Having all those plots swirling around in your head is even better than reading, because you can interact with them. If something happens that you don't like,  you get to fix it. You can change the tone of the story. You can add new characters. You can change where the action takes place. It's a little like the Choose your own Adventure books I read as a kid. You make a decision as the story progresses and so you determine how the story ends.

The curse is how isolated it can make you. How do you explain to other people what goes on in your mind? They'd think you were crazy. Sometimes you think you are crazy as you find yourself growing so attached to your characters. I spend a lot of my time at my computer typing away as I try and get all the happenings down on paper.

At times, it might feel as if life passes you by as hours can disappear in a blink. Then I just remember what I have created. I can go back over the passages and bring those characters to life in ways that often surprise me. The best times are when I've logged several hours of writing. Then the next day I go back and read over what I wrote and find myself becoming engrossed in my own words. When I am amazed sometimes at what I have created, I know that I have my characters help in doing what I do.

I can't imagine not writing every day. I can't understand how other people don't go around with ideas just begging to be written. I guess it makes sense because I don't know how someone can dunk a basketball or throw a 100 mph fastball. We all  have our gifts, talents or curses. The one I have allows me to share all those rantings in my mind. I believe that I am blessed.

Tuesday, January 3, 2012

Character revolts!

I'm used to the characters in my story taking over and often changing where I planned the story to go. It is common for me to battle with the voices in my head over who is really controlling the story. Therefore, you wouldn't think I'd be shocked by the revolt my characters led to start the new year.

I sat down to write my first words on my book for 2012 with the idea that I was starting the process off on the "write" foot. I had been neglecting my writing a bit too much, and my characters proved it as the first words typed out on the page became a battle of epic proportion. I was in the middle of one chapter and those characters refused to behave. Dialogue was a mess, friends wanted to be enemies, no one wanted to follow the plot line and some just refused to even speak up or participate at all.

The characters not involved in the chapter then decided they wanted some attention. My characters seem to have super egos, not mentioned in two chapters and suddenly they have to get my attention. Wrenching my story line into their direction, those characters at least were behaving normally, even though they were getting ahead of themselves.

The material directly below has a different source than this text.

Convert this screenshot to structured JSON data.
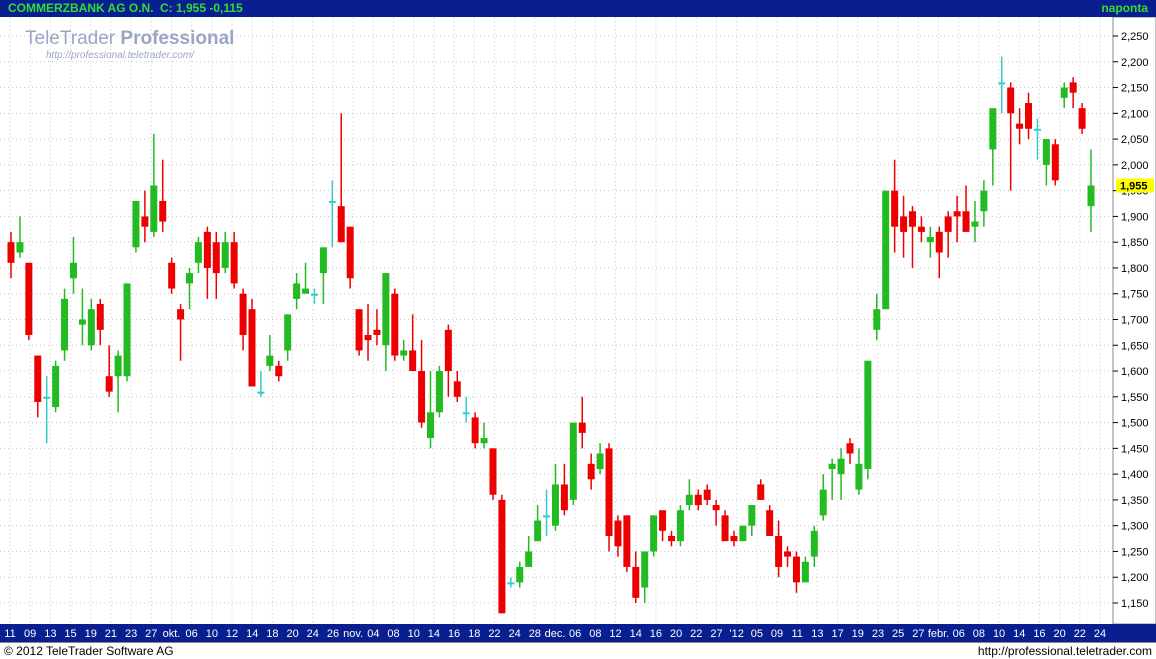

So, I took matters into my own hands...I left the pages and went to work on the book cover instead. I'll teach those crazy characters to try and hijack my story -- or is it their story? Maybe I'm just going crazy -- or was I already crazy?

Today is another day. I'm heading in for battle armed with my delete button for anyone that gets a bit too rowdy. If this is any indication, 2012 is going to be a very wild ride. I'm buckling in for the duration!